- _WORK INSTRUCTION_
Report each line of the data that includes the word "value".

- _ENTRIES PROVIDED_

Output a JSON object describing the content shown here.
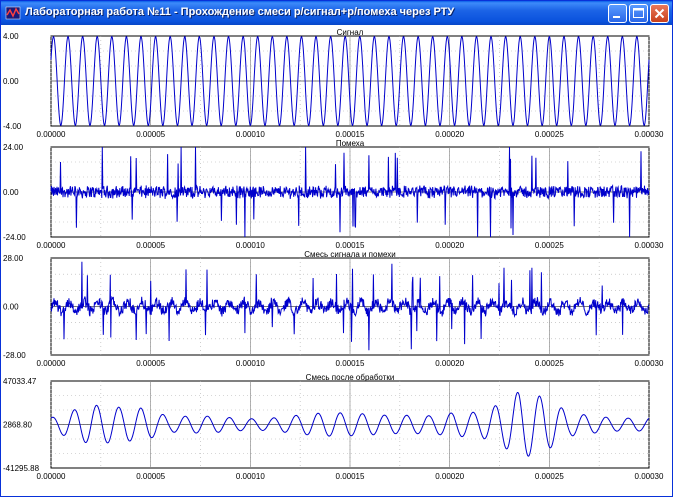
{
  "window": {
    "title": "Лабораторная работа №11 - Прохождение смеси р/сигнал+р/помеха через РТУ",
    "minimize_icon": "minimize-icon",
    "maximize_icon": "maximize-icon",
    "close_icon": "close-icon",
    "colors": {
      "titlebar": "#0a52dd",
      "plot_line": "#0000cc"
    }
  },
  "chart_data": [
    {
      "type": "line",
      "title": "Сигнал",
      "ylim": [
        -4.0,
        4.0
      ],
      "ytick_labels": [
        "4.00",
        "0.00",
        "-4.00"
      ],
      "xlim": [
        0,
        0.0003
      ],
      "xtick_labels": [
        "0.00000",
        "0.00005",
        "0.00010",
        "0.00015",
        "0.00020",
        "0.00025",
        "0.00030"
      ],
      "grid": true,
      "series": [
        {
          "kind": "sine",
          "amplitude": 3.95,
          "cycles": 41
        }
      ]
    },
    {
      "type": "line",
      "title": "Помеха",
      "ylim": [
        -24.0,
        24.0
      ],
      "ytick_labels": [
        "24.00",
        "0.00",
        "-24.00"
      ],
      "xlim": [
        0,
        0.0003
      ],
      "xtick_labels": [
        "0.00000",
        "0.00005",
        "0.00010",
        "0.00015",
        "0.00020",
        "0.00025",
        "0.00030"
      ],
      "grid": true,
      "series": [
        {
          "kind": "impulse-noise",
          "noise_level": 3,
          "spike_height": 24
        }
      ]
    },
    {
      "type": "line",
      "title": "Смесь сигнала и помехи",
      "ylim": [
        -28.0,
        28.0
      ],
      "ytick_labels": [
        "28.00",
        "0.00",
        "-28.00"
      ],
      "xlim": [
        0,
        0.0003
      ],
      "xtick_labels": [
        "0.00000",
        "0.00005",
        "0.00010",
        "0.00015",
        "0.00020",
        "0.00025",
        "0.00030"
      ],
      "grid": true,
      "series": [
        {
          "kind": "impulse-noise-plus-signal",
          "noise_level": 3,
          "spike_height": 22
        }
      ]
    },
    {
      "type": "line",
      "title": "Смесь после обработки",
      "ylim": [
        -41295.88,
        47033.47
      ],
      "ytick_labels": [
        "47033.47",
        "2868.80",
        "-41295.88"
      ],
      "xlim": [
        0,
        0.0003
      ],
      "xtick_labels": [
        "0.00000",
        "0.00005",
        "0.00010",
        "0.00015",
        "0.00020",
        "0.00025",
        "0.00030"
      ],
      "grid": true,
      "series": [
        {
          "kind": "filtered",
          "center": 2868.8,
          "envelope": [
            [
              0,
              8000
            ],
            [
              2e-05,
              20000
            ],
            [
              4.5e-05,
              24000
            ],
            [
              6e-05,
              9000
            ],
            [
              0.0001,
              8000
            ],
            [
              0.00014,
              12000
            ],
            [
              0.00016,
              15000
            ],
            [
              0.00019,
              9000
            ],
            [
              0.000215,
              16000
            ],
            [
              0.000235,
              44000
            ],
            [
              0.00026,
              12000
            ],
            [
              0.0003,
              8000
            ]
          ]
        }
      ]
    }
  ]
}
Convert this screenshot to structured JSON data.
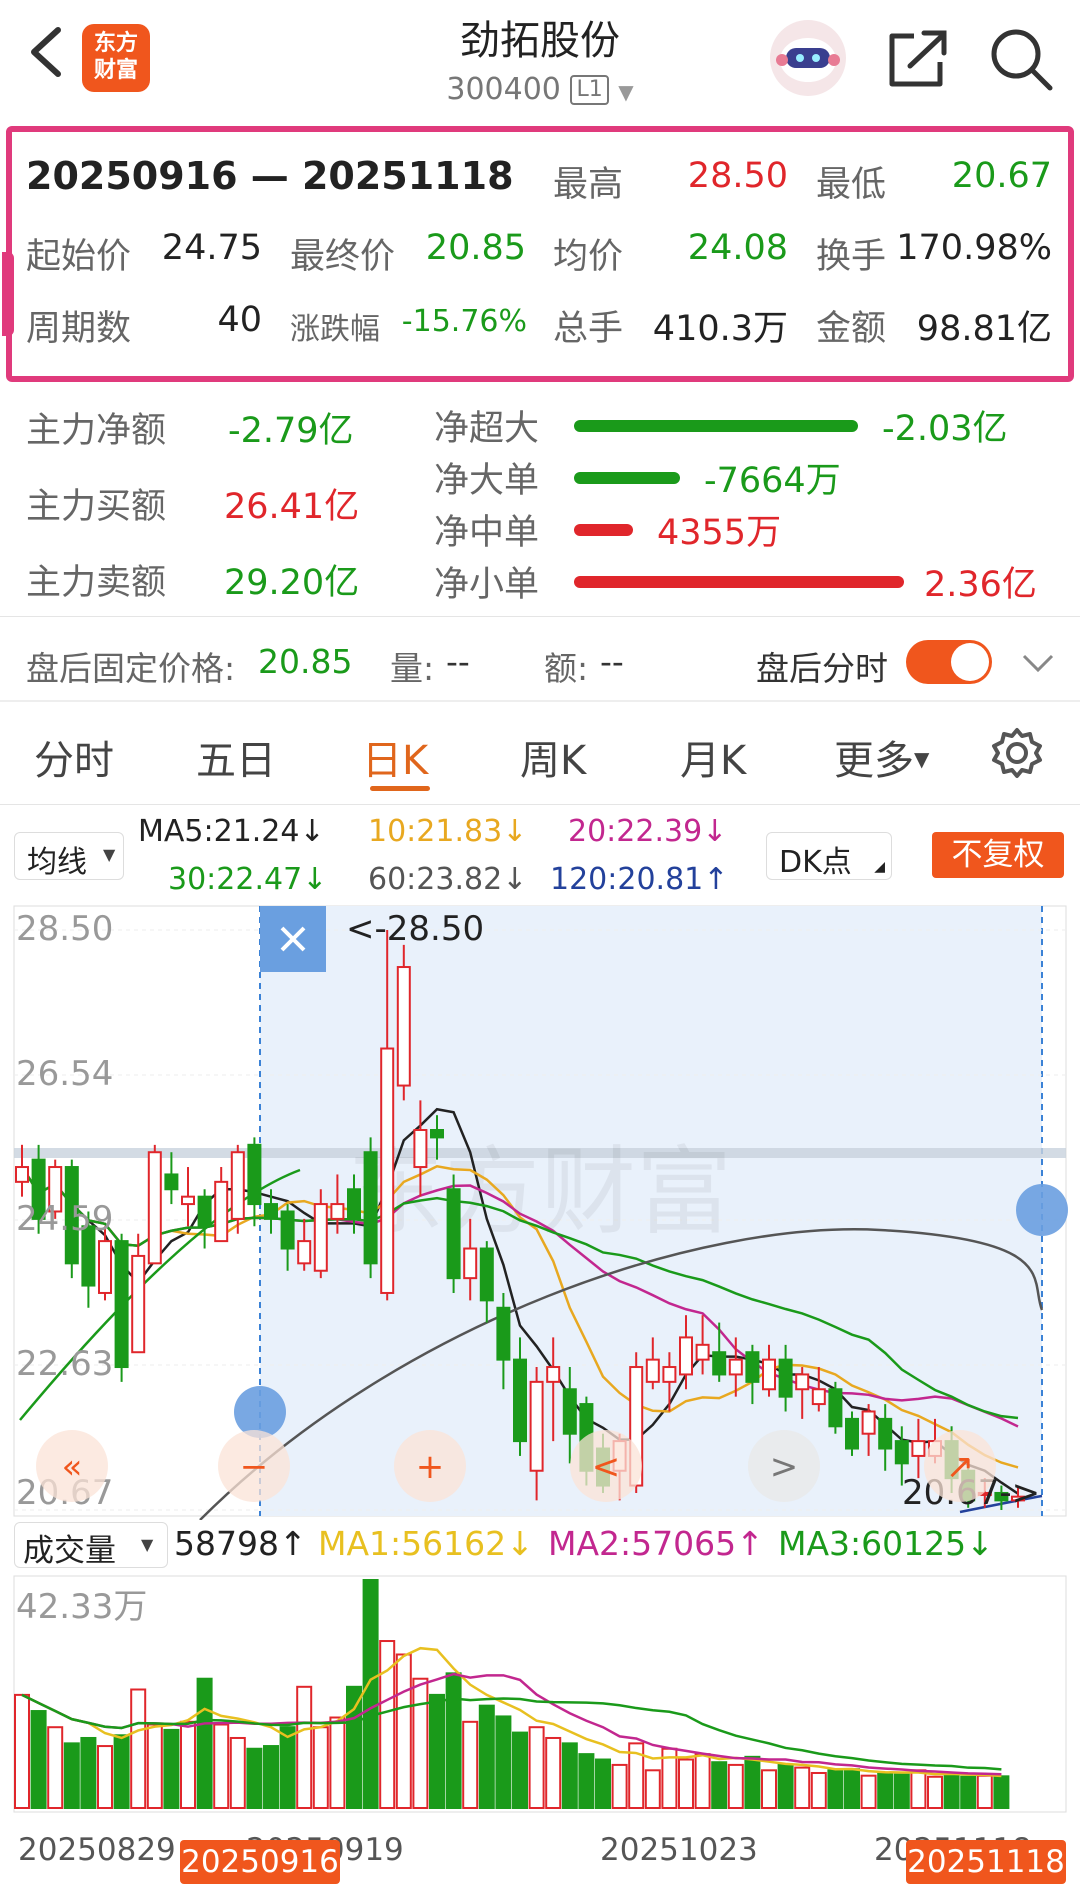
{
  "header": {
    "stock_name": "劲拓股份",
    "stock_code": "300400",
    "level": "L1",
    "logo_text_1": "东方",
    "logo_text_2": "财富"
  },
  "summary": {
    "date_range": "20250916 — 20251118",
    "high_label": "最高",
    "high": "28.50",
    "low_label": "最低",
    "low": "20.67",
    "start_label": "起始价",
    "start": "24.75",
    "end_label": "最终价",
    "end": "20.85",
    "avg_label": "均价",
    "avg": "24.08",
    "turnover_label": "换手",
    "turnover": "170.98%",
    "periods_label": "周期数",
    "periods": "40",
    "change_label": "涨跌幅",
    "change": "-15.76%",
    "volume_label": "总手",
    "volume": "410.3万",
    "amount_label": "金额",
    "amount": "98.81亿"
  },
  "flow": {
    "main_net_label": "主力净额",
    "main_net": "-2.79亿",
    "main_buy_label": "主力买额",
    "main_buy": "26.41亿",
    "main_sell_label": "主力卖额",
    "main_sell": "29.20亿",
    "items": [
      {
        "label": "净超大",
        "value": "-2.03亿",
        "ratio": 0.86,
        "sign": "neg"
      },
      {
        "label": "净大单",
        "value": "-7664万",
        "ratio": 0.32,
        "sign": "neg"
      },
      {
        "label": "净中单",
        "value": "4355万",
        "ratio": 0.18,
        "sign": "pos"
      },
      {
        "label": "净小单",
        "value": "2.36亿",
        "ratio": 1.0,
        "sign": "pos"
      }
    ]
  },
  "after_hours": {
    "price_label": "盘后固定价格:",
    "price": "20.85",
    "vol_label": "量:",
    "vol": "--",
    "amt_label": "额:",
    "amt": "--",
    "toggle_label": "盘后分时",
    "toggle_on": true
  },
  "tabs": [
    "分时",
    "五日",
    "日K",
    "周K",
    "月K",
    "更多"
  ],
  "active_tab": "日K",
  "ma_bar": {
    "select": "均线",
    "ma5": "MA5:21.24↓",
    "ma10": "10:21.83↓",
    "ma20": "20:22.39↓",
    "ma30": "30:22.47↓",
    "ma60": "60:23.82↓",
    "ma120": "120:20.81↑",
    "dk": "DK点",
    "fq": "不复权"
  },
  "kline": {
    "y_labels": [
      "28.50",
      "26.54",
      "24.59",
      "22.63",
      "20.67"
    ],
    "high_marker": "<-28.50",
    "low_marker": "20.67->",
    "watermark": "东方财富"
  },
  "volume_bar": {
    "select": "成交量",
    "current": "58798↑",
    "ma1": "MA1:56162↓",
    "ma2": "MA2:57065↑",
    "ma3": "MA3:60125↓",
    "max_label": "42.33万"
  },
  "dates": {
    "d1": "20250829",
    "d2": "20250919",
    "d3": "20251023",
    "d4": "20251118",
    "sel_start": "20250916",
    "sel_end": "20251118"
  },
  "colors": {
    "up": "#e0262b",
    "down": "#1a9a1a",
    "accent": "#e0661c",
    "highlight": "#e03a7c"
  },
  "chart_data": {
    "type": "candlestick",
    "price_range": [
      20.67,
      28.5
    ],
    "candles": [
      {
        "o": 25.1,
        "c": 25.3,
        "h": 25.6,
        "l": 24.9
      },
      {
        "o": 25.4,
        "c": 24.6,
        "h": 25.6,
        "l": 24.4
      },
      {
        "o": 24.7,
        "c": 25.3,
        "h": 25.4,
        "l": 24.6
      },
      {
        "o": 25.3,
        "c": 24.0,
        "h": 25.4,
        "l": 23.8
      },
      {
        "o": 24.5,
        "c": 23.7,
        "h": 24.7,
        "l": 23.4
      },
      {
        "o": 23.6,
        "c": 24.3,
        "h": 24.5,
        "l": 23.5
      },
      {
        "o": 24.3,
        "c": 22.6,
        "h": 24.4,
        "l": 22.4
      },
      {
        "o": 22.8,
        "c": 24.1,
        "h": 24.4,
        "l": 22.8
      },
      {
        "o": 24.0,
        "c": 25.5,
        "h": 25.6,
        "l": 24.0
      },
      {
        "o": 25.2,
        "c": 25.0,
        "h": 25.5,
        "l": 24.8
      },
      {
        "o": 24.8,
        "c": 24.9,
        "h": 25.3,
        "l": 24.5
      },
      {
        "o": 24.9,
        "c": 24.5,
        "h": 25.0,
        "l": 24.2
      },
      {
        "o": 24.3,
        "c": 25.1,
        "h": 25.3,
        "l": 24.3
      },
      {
        "o": 24.6,
        "c": 25.5,
        "h": 25.6,
        "l": 24.4
      },
      {
        "o": 25.6,
        "c": 24.8,
        "h": 25.7,
        "l": 24.5
      },
      {
        "o": 24.8,
        "c": 24.6,
        "h": 25.0,
        "l": 24.4
      },
      {
        "o": 24.7,
        "c": 24.2,
        "h": 24.8,
        "l": 23.9
      },
      {
        "o": 24.0,
        "c": 24.3,
        "h": 24.6,
        "l": 23.9
      },
      {
        "o": 23.9,
        "c": 24.8,
        "h": 25.0,
        "l": 23.8
      },
      {
        "o": 24.6,
        "c": 24.8,
        "h": 25.2,
        "l": 24.4
      },
      {
        "o": 25.0,
        "c": 24.6,
        "h": 25.2,
        "l": 24.4
      },
      {
        "o": 25.5,
        "c": 24.0,
        "h": 25.7,
        "l": 23.8
      },
      {
        "o": 23.6,
        "c": 26.9,
        "h": 28.5,
        "l": 23.5
      },
      {
        "o": 26.4,
        "c": 28.0,
        "h": 28.3,
        "l": 26.2
      },
      {
        "o": 25.3,
        "c": 25.8,
        "h": 26.2,
        "l": 24.9
      },
      {
        "o": 25.8,
        "c": 25.7,
        "h": 26.0,
        "l": 25.4
      },
      {
        "o": 25.0,
        "c": 23.8,
        "h": 25.2,
        "l": 23.6
      },
      {
        "o": 23.8,
        "c": 24.2,
        "h": 24.6,
        "l": 23.5
      },
      {
        "o": 24.2,
        "c": 23.5,
        "h": 24.3,
        "l": 23.2
      },
      {
        "o": 23.4,
        "c": 22.7,
        "h": 23.6,
        "l": 22.3
      },
      {
        "o": 22.7,
        "c": 21.6,
        "h": 23.0,
        "l": 21.4
      },
      {
        "o": 21.2,
        "c": 22.4,
        "h": 22.6,
        "l": 20.8
      },
      {
        "o": 22.4,
        "c": 22.6,
        "h": 23.0,
        "l": 21.6
      },
      {
        "o": 22.3,
        "c": 21.7,
        "h": 22.6,
        "l": 21.3
      },
      {
        "o": 22.1,
        "c": 21.2,
        "h": 22.2,
        "l": 21.0
      },
      {
        "o": 21.5,
        "c": 21.0,
        "h": 21.7,
        "l": 20.9
      },
      {
        "o": 21.2,
        "c": 21.6,
        "h": 21.7,
        "l": 20.8
      },
      {
        "o": 21.0,
        "c": 22.6,
        "h": 22.8,
        "l": 20.9
      },
      {
        "o": 22.4,
        "c": 22.7,
        "h": 23.0,
        "l": 22.3
      },
      {
        "o": 22.4,
        "c": 22.6,
        "h": 22.8,
        "l": 22.0
      },
      {
        "o": 22.5,
        "c": 23.0,
        "h": 23.3,
        "l": 22.3
      },
      {
        "o": 22.7,
        "c": 22.9,
        "h": 23.3,
        "l": 22.5
      },
      {
        "o": 22.8,
        "c": 22.5,
        "h": 23.2,
        "l": 22.4
      },
      {
        "o": 22.5,
        "c": 22.7,
        "h": 23.0,
        "l": 22.2
      },
      {
        "o": 22.8,
        "c": 22.4,
        "h": 22.9,
        "l": 22.1
      },
      {
        "o": 22.3,
        "c": 22.7,
        "h": 22.9,
        "l": 22.2
      },
      {
        "o": 22.7,
        "c": 22.2,
        "h": 22.9,
        "l": 22.0
      },
      {
        "o": 22.3,
        "c": 22.5,
        "h": 22.6,
        "l": 21.9
      },
      {
        "o": 22.1,
        "c": 22.3,
        "h": 22.6,
        "l": 22.0
      },
      {
        "o": 22.3,
        "c": 21.8,
        "h": 22.4,
        "l": 21.7
      },
      {
        "o": 21.9,
        "c": 21.5,
        "h": 22.0,
        "l": 21.4
      },
      {
        "o": 21.7,
        "c": 22.0,
        "h": 22.1,
        "l": 21.4
      },
      {
        "o": 21.9,
        "c": 21.5,
        "h": 22.1,
        "l": 21.2
      },
      {
        "o": 21.6,
        "c": 21.3,
        "h": 21.8,
        "l": 21.0
      },
      {
        "o": 21.4,
        "c": 21.6,
        "h": 21.9,
        "l": 21.1
      },
      {
        "o": 21.4,
        "c": 21.6,
        "h": 21.9,
        "l": 21.3
      },
      {
        "o": 21.6,
        "c": 21.1,
        "h": 21.8,
        "l": 20.9
      },
      {
        "o": 21.2,
        "c": 20.8,
        "h": 21.3,
        "l": 20.7
      },
      {
        "o": 20.9,
        "c": 20.9,
        "h": 21.1,
        "l": 20.7
      },
      {
        "o": 20.9,
        "c": 20.8,
        "h": 21.0,
        "l": 20.67
      },
      {
        "o": 20.8,
        "c": 20.85,
        "h": 21.0,
        "l": 20.7
      }
    ],
    "volumes": [
      210000,
      180000,
      150000,
      120000,
      130000,
      115000,
      135000,
      220000,
      155000,
      145000,
      160000,
      240000,
      155000,
      130000,
      110000,
      115000,
      150000,
      225000,
      150000,
      168000,
      225000,
      423300,
      310000,
      285000,
      240000,
      210000,
      250000,
      160000,
      190000,
      170000,
      140000,
      150000,
      130000,
      120000,
      100000,
      90000,
      80000,
      120000,
      70000,
      110000,
      90000,
      100000,
      85000,
      80000,
      95000,
      70000,
      80000,
      75000,
      65000,
      70000,
      72000,
      60000,
      65000,
      62000,
      70000,
      58000,
      62000,
      58000,
      60000,
      58798
    ]
  }
}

- _TASK ANSWER_
        "value": "-2.03亿",
        "value": "-7664万",
        "value": "4355万",
        "value": "2.36亿",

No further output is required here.